● **What needs to be done**:
Where the data below has the string "this", return the whole line.

════════════════════

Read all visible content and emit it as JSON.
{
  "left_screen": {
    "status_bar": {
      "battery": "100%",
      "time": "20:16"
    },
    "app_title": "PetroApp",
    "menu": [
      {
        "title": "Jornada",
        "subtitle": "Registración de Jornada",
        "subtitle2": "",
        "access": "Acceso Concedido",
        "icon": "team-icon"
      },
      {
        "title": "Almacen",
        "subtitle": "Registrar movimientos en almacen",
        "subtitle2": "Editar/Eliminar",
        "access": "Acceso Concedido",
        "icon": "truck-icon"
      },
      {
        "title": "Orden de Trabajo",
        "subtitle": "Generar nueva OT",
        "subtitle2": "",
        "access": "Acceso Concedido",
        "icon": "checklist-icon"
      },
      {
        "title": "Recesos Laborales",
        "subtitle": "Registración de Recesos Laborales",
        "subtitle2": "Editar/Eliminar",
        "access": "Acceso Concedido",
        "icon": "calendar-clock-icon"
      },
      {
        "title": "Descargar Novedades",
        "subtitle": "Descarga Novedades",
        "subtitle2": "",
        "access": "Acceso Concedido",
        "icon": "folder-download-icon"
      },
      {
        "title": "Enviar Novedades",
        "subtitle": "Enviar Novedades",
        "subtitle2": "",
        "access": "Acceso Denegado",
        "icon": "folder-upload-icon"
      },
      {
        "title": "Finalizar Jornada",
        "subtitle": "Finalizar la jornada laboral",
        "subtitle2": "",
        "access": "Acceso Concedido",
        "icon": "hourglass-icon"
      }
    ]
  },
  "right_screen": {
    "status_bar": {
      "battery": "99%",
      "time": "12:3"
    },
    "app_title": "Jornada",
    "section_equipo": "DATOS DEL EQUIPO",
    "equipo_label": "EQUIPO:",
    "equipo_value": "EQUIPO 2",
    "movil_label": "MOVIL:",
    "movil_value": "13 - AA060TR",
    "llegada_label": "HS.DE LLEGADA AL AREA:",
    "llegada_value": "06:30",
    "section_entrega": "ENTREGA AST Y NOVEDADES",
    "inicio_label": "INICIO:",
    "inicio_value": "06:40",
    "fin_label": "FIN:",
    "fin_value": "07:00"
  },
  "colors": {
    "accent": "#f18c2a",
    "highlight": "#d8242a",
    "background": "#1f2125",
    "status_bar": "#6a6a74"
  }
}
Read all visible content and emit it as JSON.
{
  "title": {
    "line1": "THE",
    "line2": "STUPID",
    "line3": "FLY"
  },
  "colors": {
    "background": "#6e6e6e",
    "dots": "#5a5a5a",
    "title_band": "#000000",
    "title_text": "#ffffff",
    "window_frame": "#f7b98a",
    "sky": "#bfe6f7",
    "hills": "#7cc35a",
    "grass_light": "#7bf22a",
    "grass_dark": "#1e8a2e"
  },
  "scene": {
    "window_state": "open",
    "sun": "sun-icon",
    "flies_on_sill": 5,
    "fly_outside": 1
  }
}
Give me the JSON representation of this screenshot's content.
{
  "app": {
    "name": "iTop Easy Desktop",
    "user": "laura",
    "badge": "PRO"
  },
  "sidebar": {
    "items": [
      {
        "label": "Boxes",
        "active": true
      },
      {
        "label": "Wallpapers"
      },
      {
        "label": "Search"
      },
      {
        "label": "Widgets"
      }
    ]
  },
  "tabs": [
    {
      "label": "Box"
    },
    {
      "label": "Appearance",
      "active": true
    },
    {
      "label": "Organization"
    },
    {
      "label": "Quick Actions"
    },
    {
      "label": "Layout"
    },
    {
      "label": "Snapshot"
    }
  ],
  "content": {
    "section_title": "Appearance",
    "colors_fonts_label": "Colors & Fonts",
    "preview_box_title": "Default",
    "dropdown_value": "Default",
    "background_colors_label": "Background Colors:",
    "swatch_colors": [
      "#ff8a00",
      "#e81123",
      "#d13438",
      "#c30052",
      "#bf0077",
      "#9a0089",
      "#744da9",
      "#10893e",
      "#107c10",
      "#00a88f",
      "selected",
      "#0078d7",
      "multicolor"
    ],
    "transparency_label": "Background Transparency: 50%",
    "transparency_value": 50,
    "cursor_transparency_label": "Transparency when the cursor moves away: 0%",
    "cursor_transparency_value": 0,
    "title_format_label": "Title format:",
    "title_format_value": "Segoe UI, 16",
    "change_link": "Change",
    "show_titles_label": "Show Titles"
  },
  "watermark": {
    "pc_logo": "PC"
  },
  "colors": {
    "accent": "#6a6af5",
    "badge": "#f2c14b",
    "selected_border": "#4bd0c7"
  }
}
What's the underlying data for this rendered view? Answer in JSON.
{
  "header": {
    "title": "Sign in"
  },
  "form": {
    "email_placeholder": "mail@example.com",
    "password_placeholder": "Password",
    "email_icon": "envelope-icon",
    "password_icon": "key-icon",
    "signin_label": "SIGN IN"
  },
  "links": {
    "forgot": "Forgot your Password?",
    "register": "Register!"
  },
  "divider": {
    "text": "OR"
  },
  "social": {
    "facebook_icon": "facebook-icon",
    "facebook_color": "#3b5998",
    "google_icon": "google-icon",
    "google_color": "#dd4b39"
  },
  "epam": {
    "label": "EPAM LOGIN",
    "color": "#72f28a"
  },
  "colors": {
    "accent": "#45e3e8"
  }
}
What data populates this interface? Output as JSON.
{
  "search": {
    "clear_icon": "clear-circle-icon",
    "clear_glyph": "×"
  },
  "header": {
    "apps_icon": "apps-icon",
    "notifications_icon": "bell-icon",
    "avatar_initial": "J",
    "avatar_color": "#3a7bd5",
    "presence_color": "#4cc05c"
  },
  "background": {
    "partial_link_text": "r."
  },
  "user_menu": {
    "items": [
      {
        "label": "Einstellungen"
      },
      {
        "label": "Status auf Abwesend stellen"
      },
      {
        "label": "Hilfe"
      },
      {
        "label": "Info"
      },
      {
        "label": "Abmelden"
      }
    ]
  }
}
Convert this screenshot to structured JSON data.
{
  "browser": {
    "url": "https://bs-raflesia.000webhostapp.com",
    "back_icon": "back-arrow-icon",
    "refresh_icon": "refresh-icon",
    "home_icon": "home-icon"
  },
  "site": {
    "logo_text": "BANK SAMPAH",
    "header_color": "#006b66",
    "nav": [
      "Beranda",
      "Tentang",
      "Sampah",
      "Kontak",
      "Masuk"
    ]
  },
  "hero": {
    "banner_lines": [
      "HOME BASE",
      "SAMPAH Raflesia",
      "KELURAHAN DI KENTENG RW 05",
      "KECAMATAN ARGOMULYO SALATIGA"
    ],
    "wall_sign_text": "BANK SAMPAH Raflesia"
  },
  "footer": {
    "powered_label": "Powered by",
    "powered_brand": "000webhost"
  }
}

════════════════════

● **Exercise answer**:
Give me the JSON representation of this screenshot's content.
What's the underlying data for this rendered view? Answer in JSON.
What data populates this interface? Output as JSON.
Convert this screenshot to structured JSON data.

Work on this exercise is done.